SpaceX put on quite a show yesterday morning when it launched the final Block 4 variant of the Falcon 9. Poised atop the Falcon 9 was a previously flown Dragon spacecraft loaded with supplies and experiments bound for the International Space Station. With liftoff at 5:42 Eastern, the rocket began its journey in darkness before it rose up into the pre-dawn sky and found sunlight at altitude. The result of this setup is a spectacular noctilucent display, with the exhaust vapors of the first and second stages brilliantly lit against the twilight sky. At its extreme altitude, the second stage cloud in particular expands dramatically to fill a large portion of the sky.
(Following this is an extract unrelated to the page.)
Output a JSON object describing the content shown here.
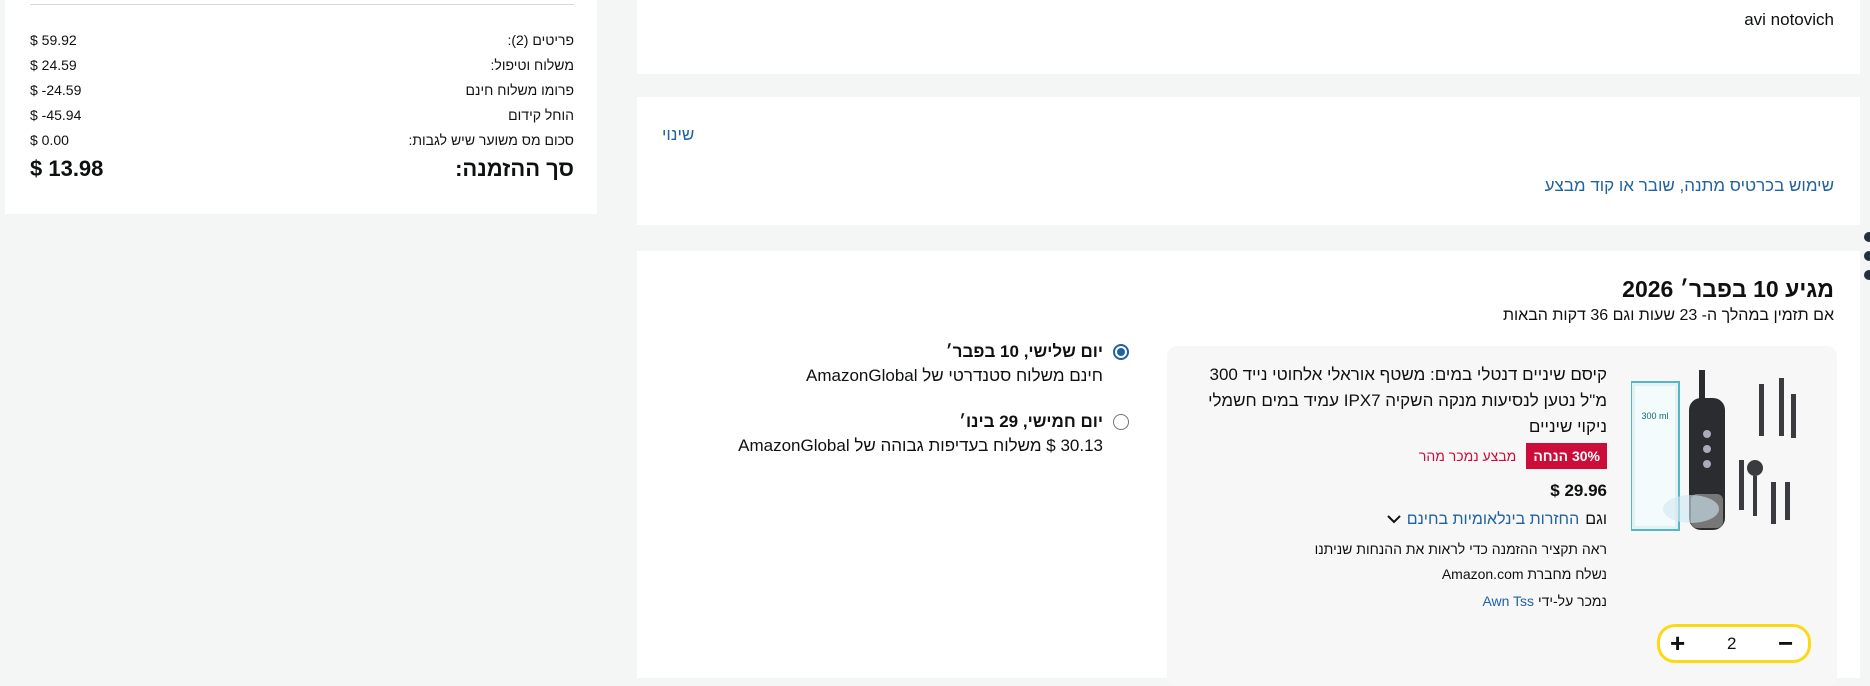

Folks in the rocket business call this phenomenon a "jellyfish."
Shot for SpaceFlight Insider as always.
We'll start at the ground first--my remotes have been rebuilt and are back in action--where a nearly-full moon and a blanket of fog set the scene:
(Bogus gear entry - lens is actually a Yashica ML 50/1.4)
(Bogus gear entry - lens is actually a Tamron Adaptall-2 80-210mm f3.8-4 103A)
Things start getting interesting at altitude as the rocket enters sunlight, experiencing its own dawn long before anyone on the ground: